While pregnancy is a natural physiological process, women sometimes develop complications due to unknown factors. One such complication is hypertension or high blood pressure during pregnancy.
It is called gestational hypertension when your blood pressure is 140/90 or above after the 20th week of pregnancy. In most cases, it resolves spontaneously after you give birth.
What is the main cause of this during pregnancy?
There is usually no specific reason why someone would develop hypertension during pregnancy. However, certain factors can put you at risk for it.
- History of hypertension during previous pregnancies
- History of hypertension in mothers or sisters during their pregnancies
- History of kidney disease or other conditions like lupus
- Age is less than 20 or more than 40
- Twins or higher multiple gestations
- Having diabetes
What happens if you have high blood pressure during pregnancy?
High blood pressure during pregnancy can be dangerous for both the mother and the baby.
In mothers, continued hypertension can lead to preeclampsia or eclampsia. Pre-eclampsia is hypertension combined with kidney problems that lead to the secretion of excess protein into the urine.
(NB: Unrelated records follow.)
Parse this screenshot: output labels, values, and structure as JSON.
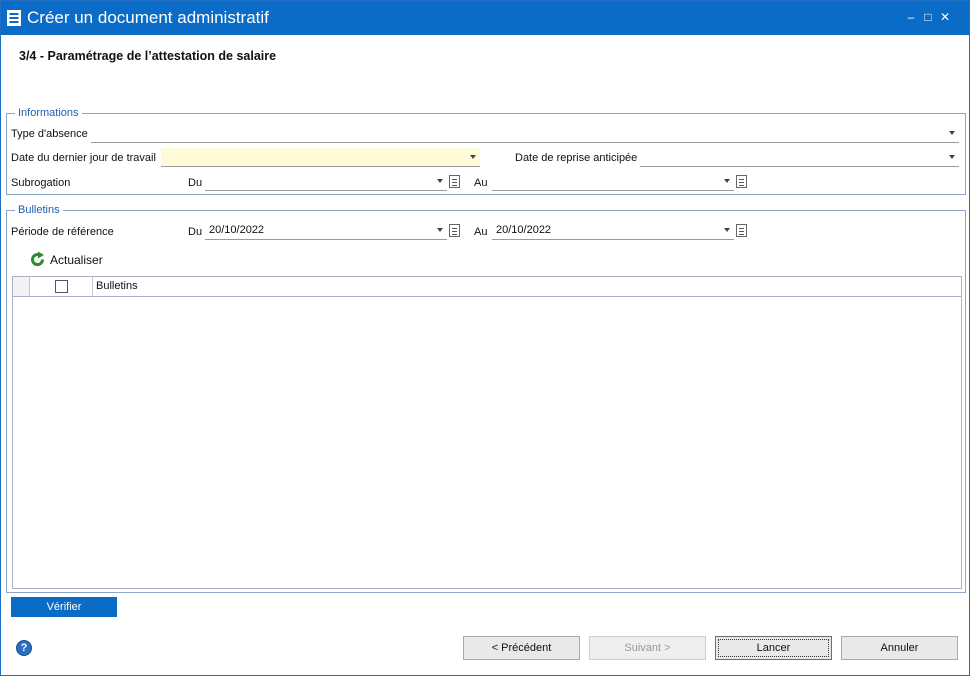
{
  "window": {
    "title": "Créer un document administratif",
    "controls": {
      "minimize": "‒",
      "maximize": "□",
      "close": "✕"
    }
  },
  "step_title": "3/4 - Paramétrage de l’attestation de salaire",
  "informations": {
    "legend": "Informations",
    "type_absence_label": "Type d'absence",
    "type_absence_value": "",
    "dernier_jour_label": "Date du dernier jour de travail",
    "dernier_jour_value": "",
    "reprise_label": "Date de reprise anticipée",
    "reprise_value": "",
    "subrogation_label": "Subrogation",
    "du_label": "Du",
    "du_value": "",
    "au_label": "Au",
    "au_value": ""
  },
  "bulletins": {
    "legend": "Bulletins",
    "periode_label": "Période de référence",
    "du_label": "Du",
    "du_value": "20/10/2022",
    "au_label": "Au",
    "au_value": "20/10/2022",
    "refresh_label": "Actualiser",
    "grid_column": "Bulletins",
    "rows": []
  },
  "buttons": {
    "verify": "Vérifier",
    "previous": "< Précédent",
    "next": "Suivant >",
    "launch": "Lancer",
    "cancel": "Annuler"
  },
  "help_glyph": "?",
  "colors": {
    "titlebar": "#0a6cc6",
    "accent": "#1a5fb4",
    "highlight_field": "#fdfbd8",
    "refresh_icon": "#2e8b2e"
  },
  "icons": [
    "app-menu-icon",
    "dropdown-arrow-icon",
    "calendar-icon",
    "refresh-icon",
    "help-icon",
    "checkbox-icon"
  ]
}
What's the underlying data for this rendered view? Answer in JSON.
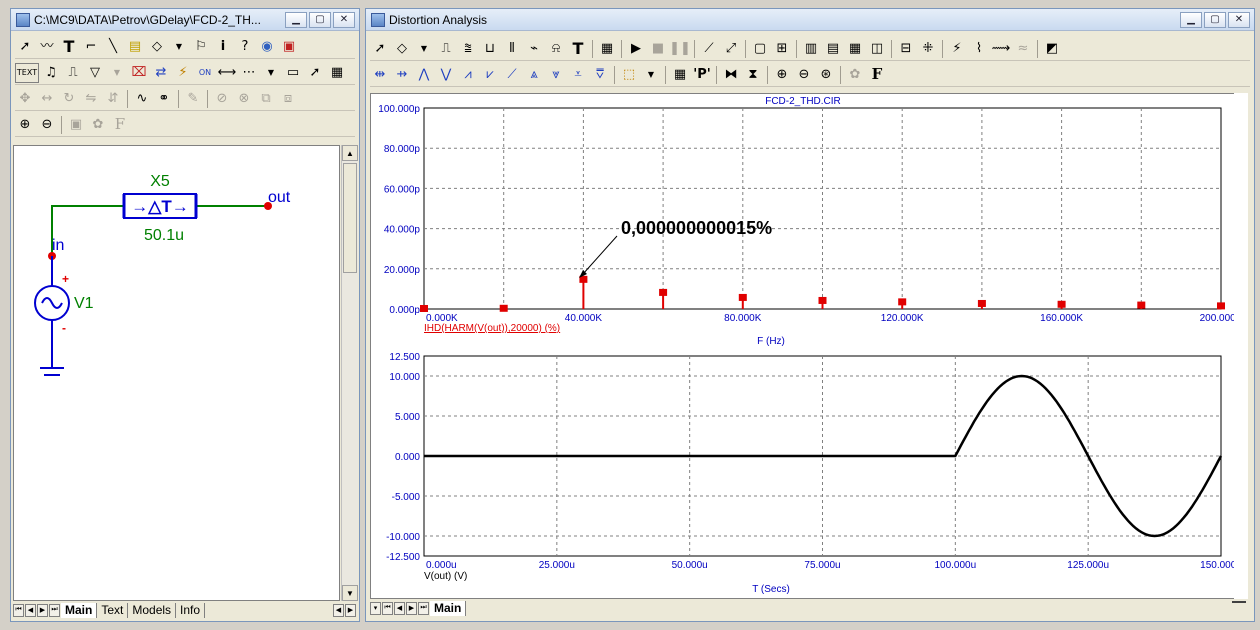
{
  "left_window": {
    "title": "C:\\MC9\\DATA\\Petrov\\GDelay\\FCD-2_TH...",
    "toolbar_text_btn": "TEXT",
    "schematic": {
      "component_name": "X5",
      "component_value": "50.1u",
      "node_in": "in",
      "node_out": "out",
      "source_name": "V1",
      "plus": "+",
      "minus": "-"
    },
    "tabs": [
      "Main",
      "Text",
      "Models",
      "Info"
    ]
  },
  "right_window": {
    "title": "Distortion Analysis",
    "tabs": [
      "Main"
    ]
  },
  "chart_data": [
    {
      "type": "bar",
      "title": "FCD-2_THD.CIR",
      "xlabel": "F (Hz)",
      "trace_label": "IHD(HARM(V(out)),20000) (%)",
      "ylim": [
        0,
        100
      ],
      "xlim": [
        0,
        200000
      ],
      "yticks": [
        "100.000p",
        "80.000p",
        "60.000p",
        "40.000p",
        "20.000p",
        "0.000p"
      ],
      "xticks": [
        "0.000K",
        "40.000K",
        "80.000K",
        "120.000K",
        "160.000K",
        "200.000K"
      ],
      "x": [
        0,
        20000,
        40000,
        60000,
        80000,
        100000,
        120000,
        140000,
        160000,
        180000,
        200000
      ],
      "values": [
        0.5,
        0.6,
        15,
        8.5,
        6,
        4.5,
        3.8,
        3,
        2.6,
        2.2,
        1.8
      ],
      "annotation": "0,000000000015%",
      "color": "#e00000"
    },
    {
      "type": "line",
      "xlabel": "T (Secs)",
      "trace_label": "V(out) (V)",
      "ylim": [
        -12.5,
        12.5
      ],
      "xlim": [
        0,
        150
      ],
      "yticks": [
        "12.500",
        "10.000",
        "5.000",
        "0.000",
        "-5.000",
        "-10.000",
        "-12.500"
      ],
      "xticks": [
        "0.000u",
        "25.000u",
        "50.000u",
        "75.000u",
        "100.000u",
        "125.000u",
        "150.000u"
      ],
      "delay_us": 100,
      "amplitude": 10,
      "period_us": 50,
      "color": "#000000"
    }
  ]
}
If the condition remains untreated, it leads to more severe eclampsia, which includes all symptoms of preeclampsia plus seizures.
If a mother has imminent eclampsia, it is imperative to deliver the baby regardless of gestation. It increases the risk of c-section or maternal morbidity if not timely managed. It also puts the baby at risk for premature birth.
Continued hypertension during pregnancy can also adversely affect the baby. It can cause:
- Low birth weight babies or fetal IUGR
- Respiratory problems for the baby if being delivered prematurely
- Fetal hypoxia
How can I reduce my blood pressure during pregnancy?
Treatment of blood pressure during pregnancy depends on the severity of the condition.
If you have occasional episodes of high blood pressure, your healthcare provider will probably just monitor it closely. You will have to make certain dietary and lifestyle changes including reducing the intake of salty foods, partaking in pregnancy-safe workouts, etc.
If you have continued high blood pressure, your healthcare provider may prescribe certain medications to control it.
However, if you have severely high blood pressure combined with symptoms like blackouts, dizziness, etc. Your healthcare provider may recommend an in-patient treatment so you can receive IV medication and close monitoring.
When should I be concerned about my blood pressure during pregnancy?
Continued high blood pressure isn’t good whether you’re pregnant or not. It increases your risk for cardiac disease and kidney problems. Likewise, uncontrolled blood pressure during pregnancy puts you at risk for developing preeclampsia and eclampsia.
If you experience any of the symptoms combined with a history of having high blood pressure, contact your healthcare provider immediately;
- Swelling in your feet, hands, or around the eye area
- Severe headaches that won’t go away
- Episodes of blackout or vision change
- Unable to pee
- Pain in your epigastric region
It’s always better to be safe and take precautions beforehand to avoid any complications.